Databases are, of course, frequently behind the online transaction processing. Now, online transaction processing systems facilitate and manage the various forms of transaction-oriented applications that are in very widespread use. But these systems, by their very nature, are subject to a couple of types of attacks. The first one is concurrency. Now, concurrency failures can result in transactions being processed out of order producing potential race conditions, which are resource conflicts, or deadlock situations, which result in the system stopping having to be restarted, which threatens data integrity or loss.
Failures of atomicity can result in cascading process faults or the reverse case, which is where an early step failure does not, as required, prevent the total transaction stream from completing, when in fact what it should do is stop it.
Now, when we combine a number of different databases into a data warehouse, which has another layer of software creating the warehouse function on top of the actual databases themselves, and then having drivers for the individual databases feeding into this application known as the data warehouse, these are used for knowledge discovery. By taking the data of one database, and relating it to the data that may exist in other databases, through mathematical, statistical, and other forms of visualization, we're able to identify valid and useful patterns in the data now that we have multiple repositories to draw from.

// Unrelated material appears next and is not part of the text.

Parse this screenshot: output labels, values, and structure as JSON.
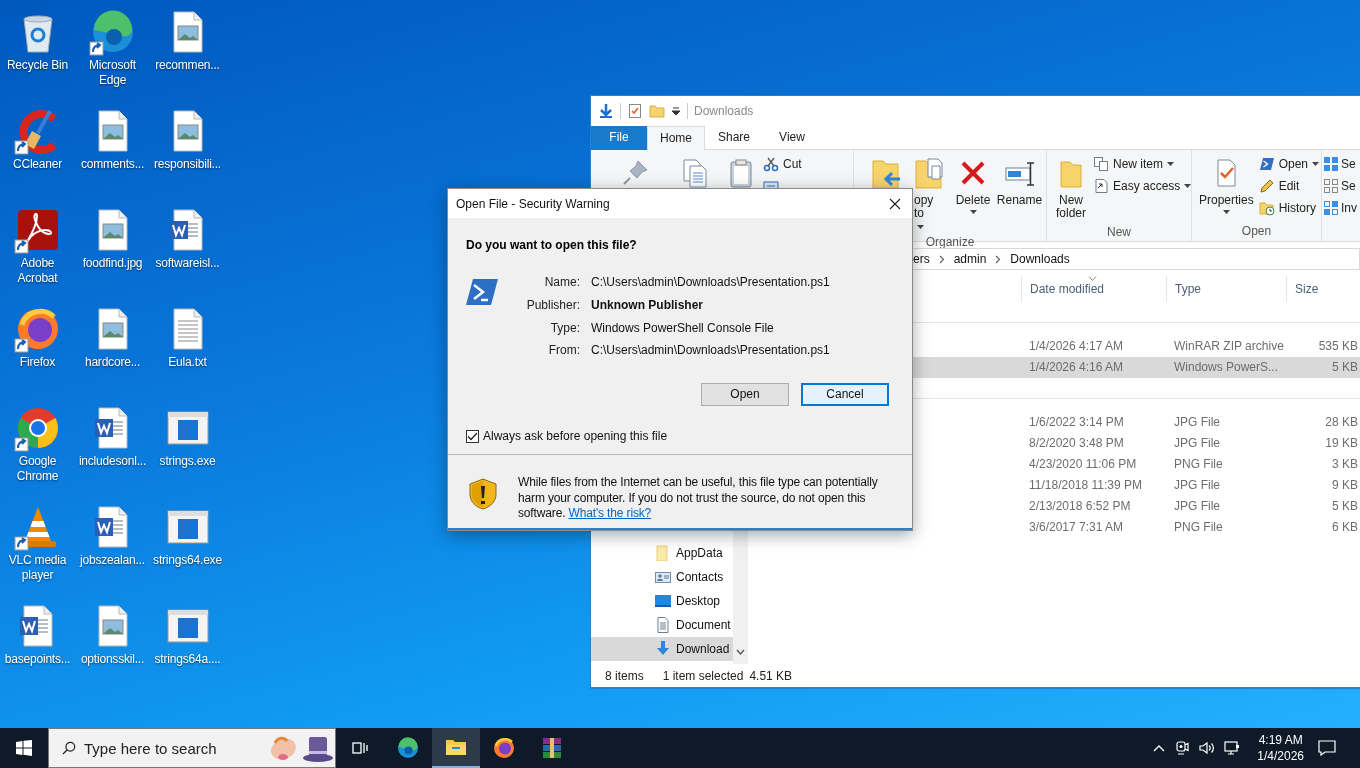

Additional relationships that can be visualized would not have been seen, except through going through this method. As such, the data through all of the databases, and through the data warehouse itself has to be protected in order to make sure that it has the value and the integrity that this data needs. So the security controls will have to protect the knowledge base itself, both the original database and the knowledge base that is created as metadata extracted from all of these different sources. The logic that is used to create decisions must be verified to make sure that the presumptions that are going into these can be validated. All the rules that enable this knowledge discovery have to be validated going through a formal change process. We can create additional and different queries that will validate and verify the information, such that we are testing to make sure that our assumptions about these are true. The knowledge that we extract from these different sources can go into making risk management decisions about a variety of topics. And from it all, we can develop a baseline of expected performance from the analytical tool itself.
Mr. Leo has been in Information System for 38 years, and an Information Security professional for over 36 years. He has worked internationally as a Systems Analyst/Engineer, and as a Security and Privacy Consultant. His past employers include IBM, St. Luke’s Episcopal Hospital, Computer Sciences Corporation, and Rockwell International. A NASA contractor for 22 years, from 1998 to 2002 he was Director of Security Engineering and Chief Security Architect for Mission Control at the Johnson Space Center. From 2002 to 2006 Mr. Leo was the Director of Information Systems, and Chief Information Security Officer for the Managed Care Division of the University of Texas Medical Branch in Galveston, Texas.
Upon attaining his CISSP license in 1997, Mr. Leo joined ISC2 (a professional role) as Chairman of the Curriculum Development Committee, and served in this role until 2004. During this time, he formulated and directed the effort that produced what became and remains the standard curriculum used to train CISSP candidates worldwide. He has maintained his professional standards as a professional educator and has since trained and certified nearly 8500 CISSP candidates since 1998, and nearly 2500 in HIPAA compliance certification since 2004. Mr. leo is an ISC2 Certified Instructor.